MYTH 7: YOU WILL HAVE TO DELIVER EARLY / BY C-SECTION
A mom should always consult with a trusted provider about her delivery options since every mother’s health situation will be different.
While there are times in which mothers with certain diabetes complications may benefit from a c-section, mothers with diabetes are, generally speaking, perfectly capable of delivering vaginally!
In an otherwise healthy mother with diabetes (type 1, type 2, or gestational) and no pregnancy complications, delivery before 40 weeks isn’t necessary, although it is often done to prevent fetal macrosomia–or a “big baby”–which can lead to shoulder dystocia and other birth complications.

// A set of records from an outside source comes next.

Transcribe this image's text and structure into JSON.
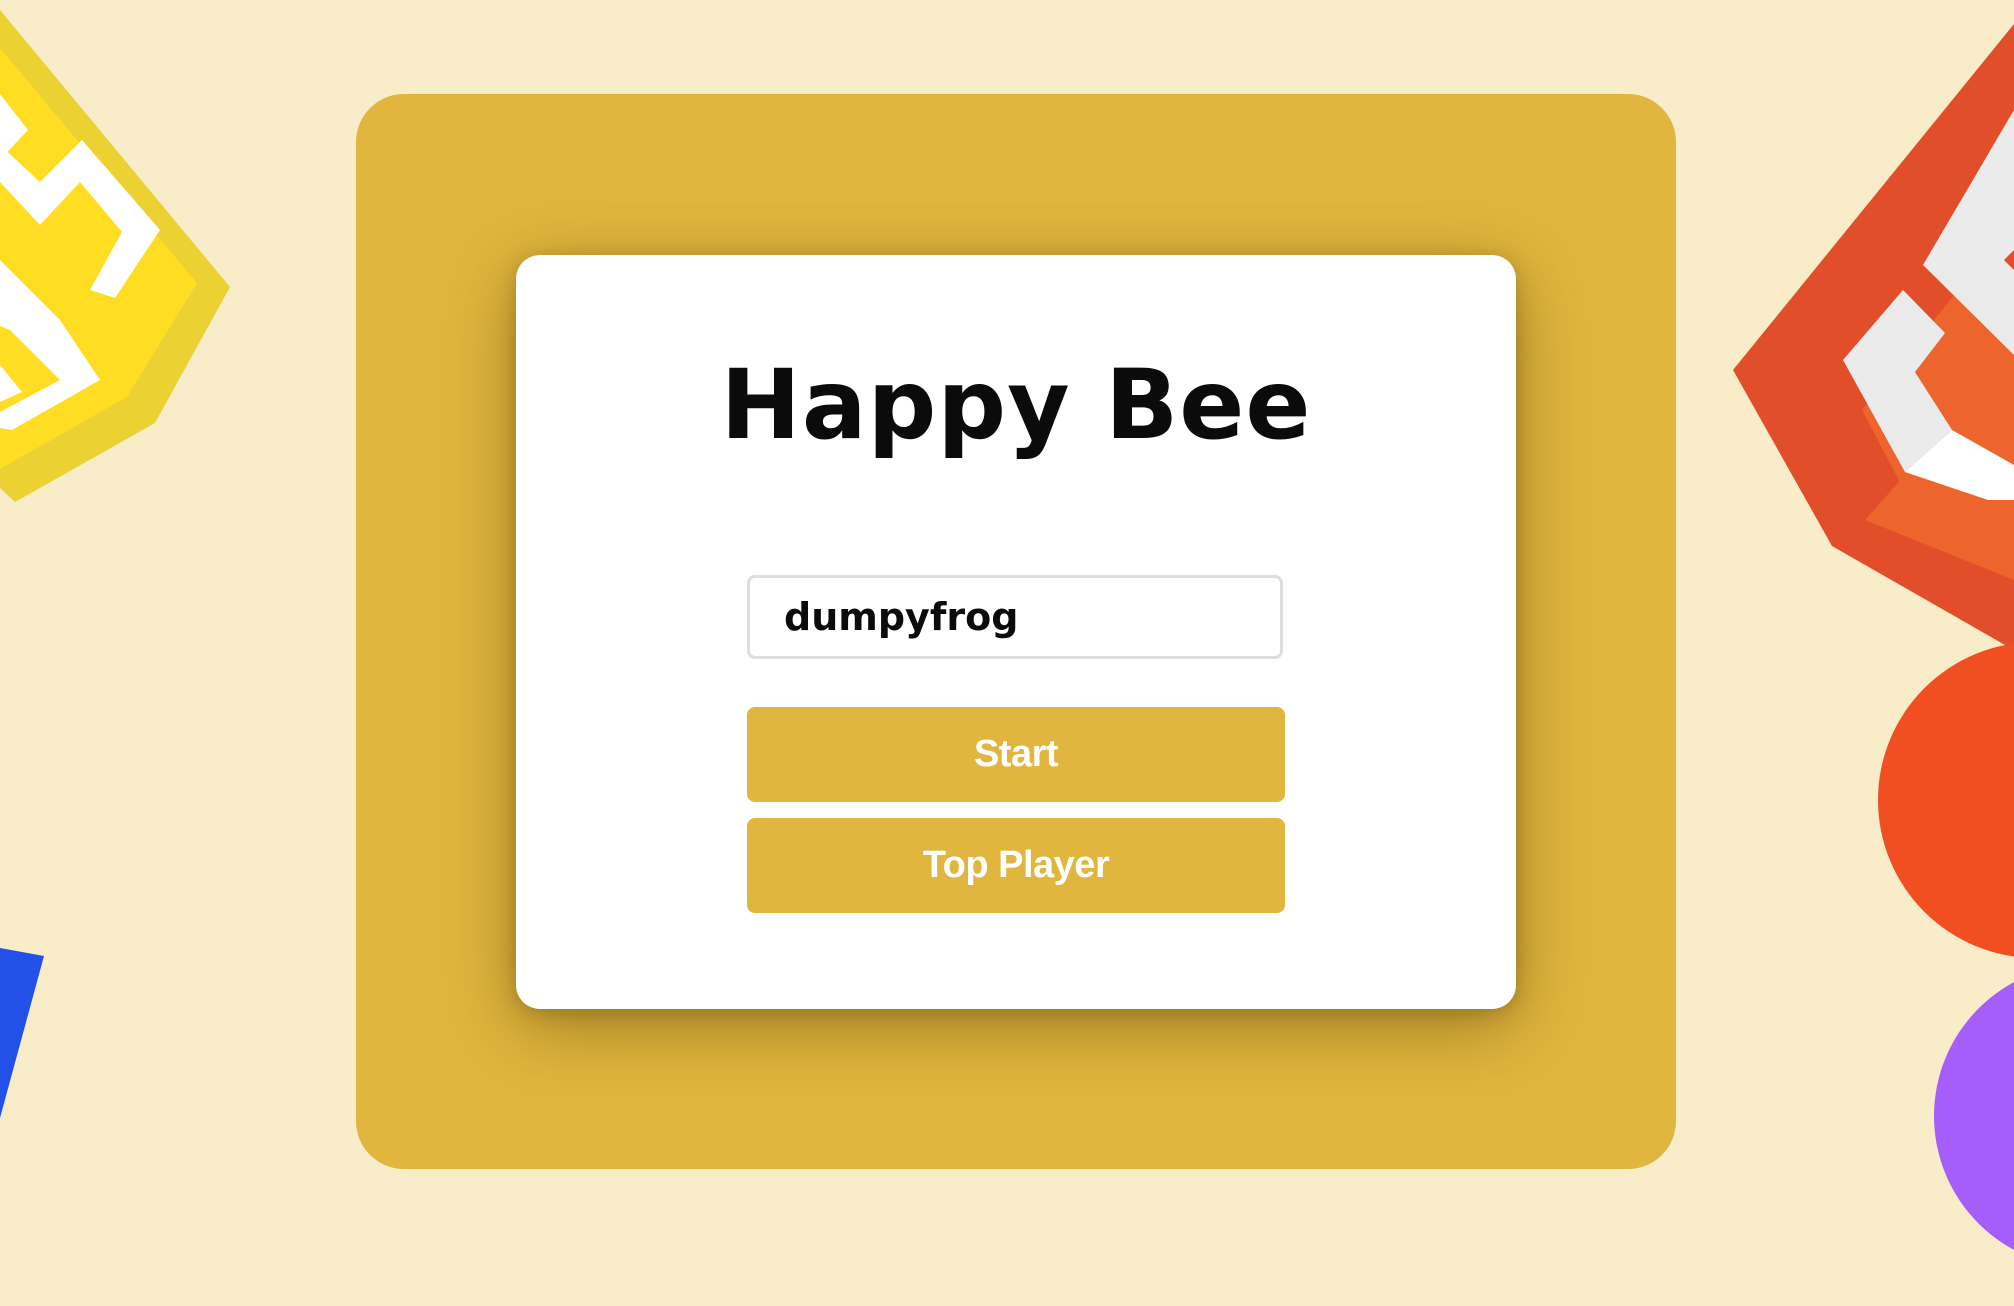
{
  "app": {
    "title": "Happy Bee"
  },
  "login_form": {
    "username_value": "dumpyfrog",
    "start_label": "Start",
    "top_player_label": "Top Player"
  },
  "colors": {
    "page_background": "#f8ecc9",
    "frame": "#e1b63e",
    "card": "#ffffff",
    "button": "#e1b63e",
    "button_text": "#ffffff",
    "title_text": "#0b0b0b"
  },
  "decorations": {
    "top_left": "yellow-diamond-maze-icon",
    "top_right": "orange-diamond-maze-icon",
    "right_middle": "orange-circle",
    "right_bottom": "purple-circle",
    "left_bottom": "blue-shape"
  }
}
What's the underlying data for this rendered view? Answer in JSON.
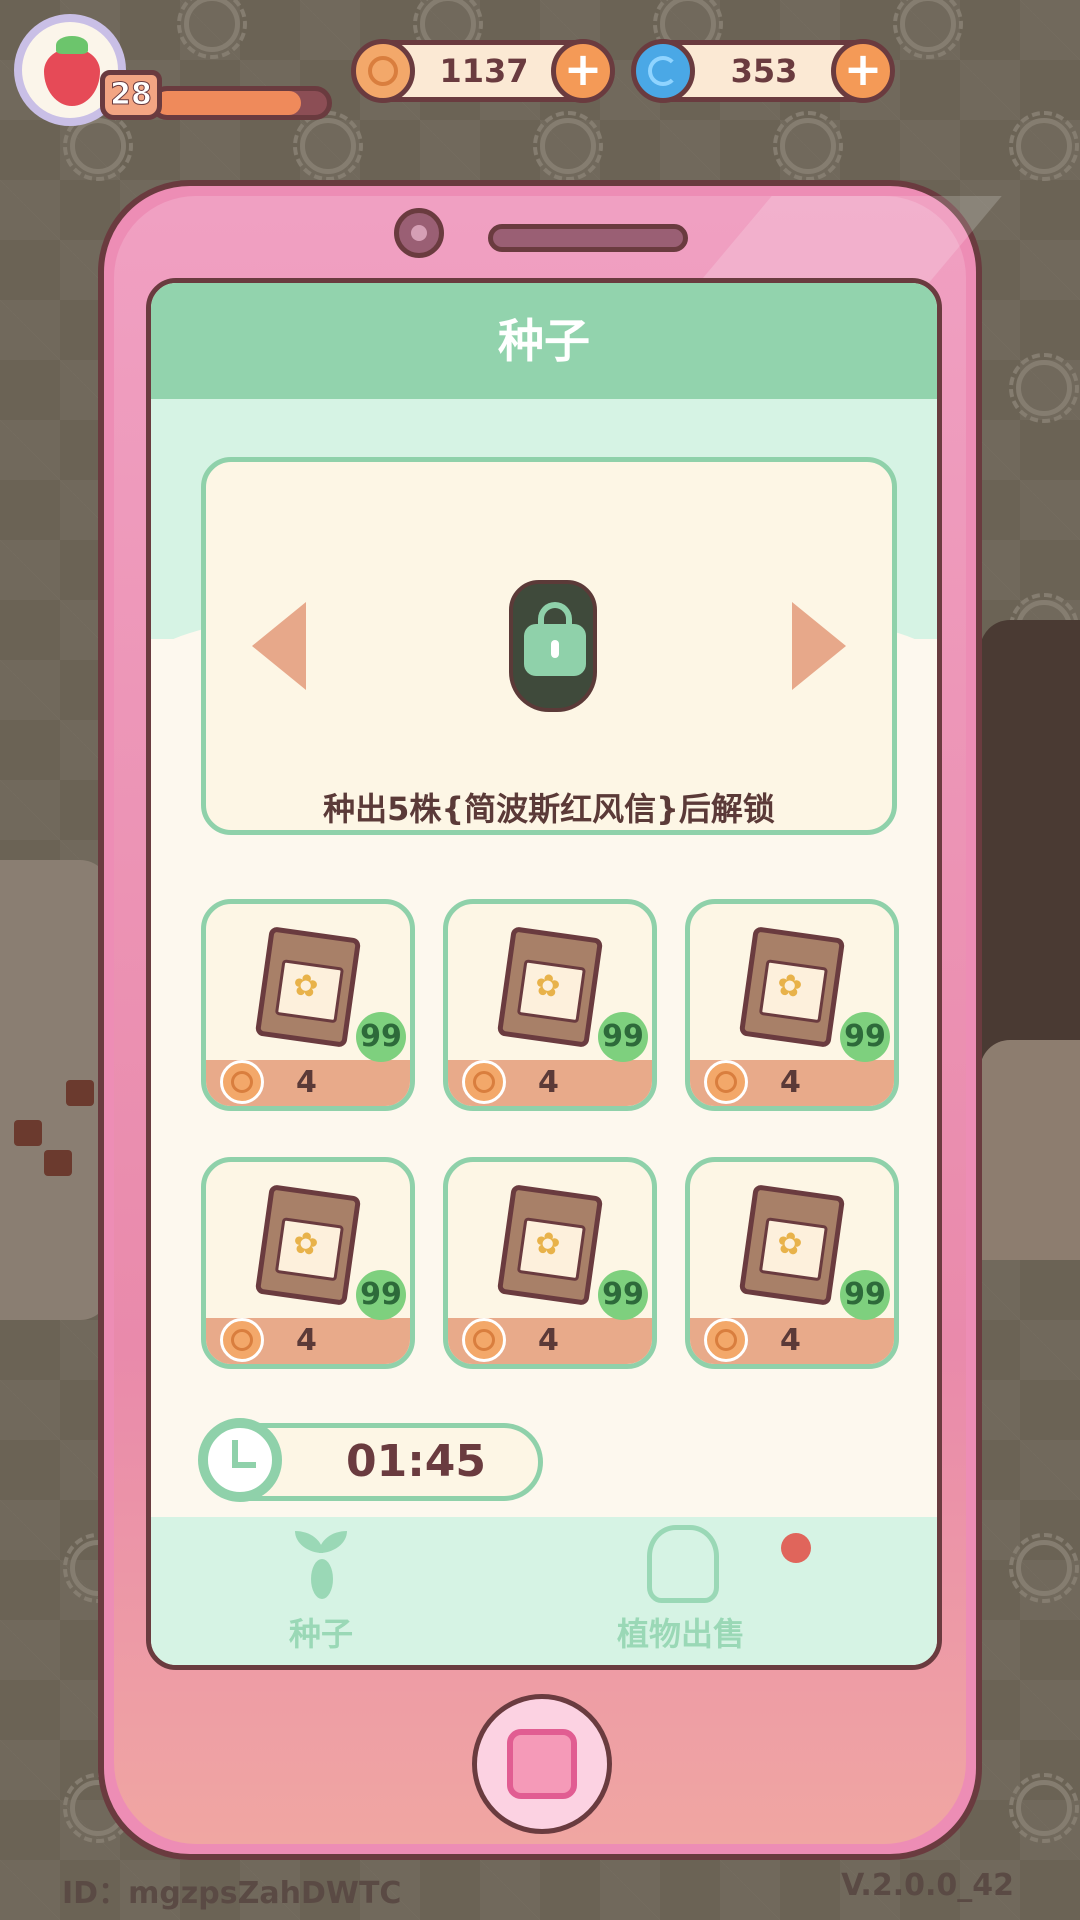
{
  "hud": {
    "level": "28",
    "xp_fraction": 0.85,
    "coins": "1137",
    "gems": "353"
  },
  "screen": {
    "title": "种子",
    "unlock_hint": "种出5株{简波斯红风信}后解锁"
  },
  "seeds": [
    {
      "count": "99",
      "price": "4"
    },
    {
      "count": "99",
      "price": "4"
    },
    {
      "count": "99",
      "price": "4"
    },
    {
      "count": "99",
      "price": "4"
    },
    {
      "count": "99",
      "price": "4"
    },
    {
      "count": "99",
      "price": "4"
    }
  ],
  "timer": "01:45",
  "tabs": [
    {
      "label": "种子",
      "icon": "sprout-icon"
    },
    {
      "label": "植物出售",
      "icon": "flower-icon",
      "has_notification": true
    }
  ],
  "footer": {
    "id": "ID：mgzpsZahDWTC",
    "version": "V.2.0.0_42"
  },
  "colors": {
    "accent_green": "#92d3ad",
    "phone_pink": "#ed8db5",
    "outline": "#6a3b3f"
  }
}
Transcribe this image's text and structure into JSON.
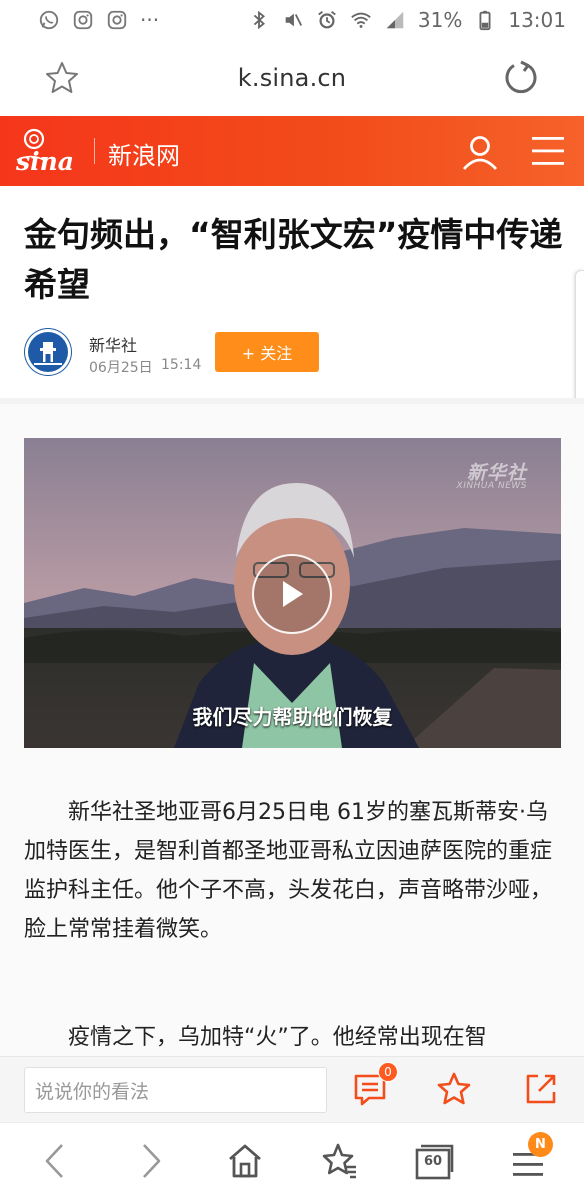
{
  "status_bar": {
    "battery": "31%",
    "time": "13:01",
    "more": "···"
  },
  "address_bar": {
    "url": "k.sina.cn"
  },
  "site_header": {
    "logo_text": "sina",
    "site_name": "新浪网",
    "brand_color": "#f5361b"
  },
  "article": {
    "headline": "金句频出，“智利张文宏”疫情中传递希望",
    "author": "新华社",
    "date": "06月25日",
    "time": "15:14",
    "follow_label": "+ 关注",
    "paragraphs": [
      "新华社圣地亚哥6月25日电 61岁的塞瓦斯蒂安·乌加特医生，是智利首都圣地亚哥私立因迪萨医院的重症监护科主任。他个子不高，头发花白，声音略带沙哑，脸上常常挂着微笑。",
      "疫情之下，乌加特“火”了。他经常出现在智"
    ]
  },
  "video": {
    "watermark_cn": "新华社",
    "watermark_en": "XINHUA NEWS",
    "subtitle": "我们尽力帮助他们恢复"
  },
  "comment_bar": {
    "placeholder": "说说你的看法",
    "comment_count": "0"
  },
  "browser_nav": {
    "tabs_count": "60",
    "menu_badge": "N"
  },
  "colors": {
    "follow_button": "#ff8d1a",
    "icon_accent": "#f24d1a"
  }
}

The practice of routinely inducing mothers with diabetes at 37-38 weeks, however, is an outdated one, and most up-to-date providers will allow an otherwise healthy and complication-free mother to make it to at least 40 weeks (mothers with diabetes are usually advised to deliver by 40 weeks, since the risk of stillbirth is increased for this population).
Timing of delivery can be a complicated question when diabetes is a factor. You can read more research about the timing of delivery in women with diabetes here.
MYTH 8: YOU WON’T BE ABLE TO BREASTFEED
False. There is some evidence that in mothers with diabetes, it can take closer to 4-5 days (normal is 2-5) for mature milk to come in, but this doesn’t always happen (my milk came in the evening of day 2!).
And while it is true that breastfeeding can make glucose management difficult in mothers with preexisting diabetes, a mother committed to breastfeeding can overcome this obstacle–and many do!
Breastfeeding with preexisting diabetes presents mothers with unique challenges, and these mothers should not be afraid to seek out specialized support in the form of Facebook groups, free in-person meetings, or professional help from an IBCLC (international board certified lactation consultant).
Fortunately, the principles of milk production and best practices for breastfeeding remain the same regardless of whether or not you have diabetes! The best thing you can do to prepare yourself for breastfeeding is learn about it. And you’re in luck! I have a resource for you here:
Have you experienced a pregnancy complicated by diabetes? What myths were you told?
YOU MIGHT ALSO LIKE:
P.S. DISCLOSURE: This post may contain affiliate links, meaning I will receive a small commission on products purchased through these links at no extra cost to you. Rest assured I only promote products I use, love, and would recommend to a friend! Please see my FAQs and disclosure policy for more information. Thank you for your support!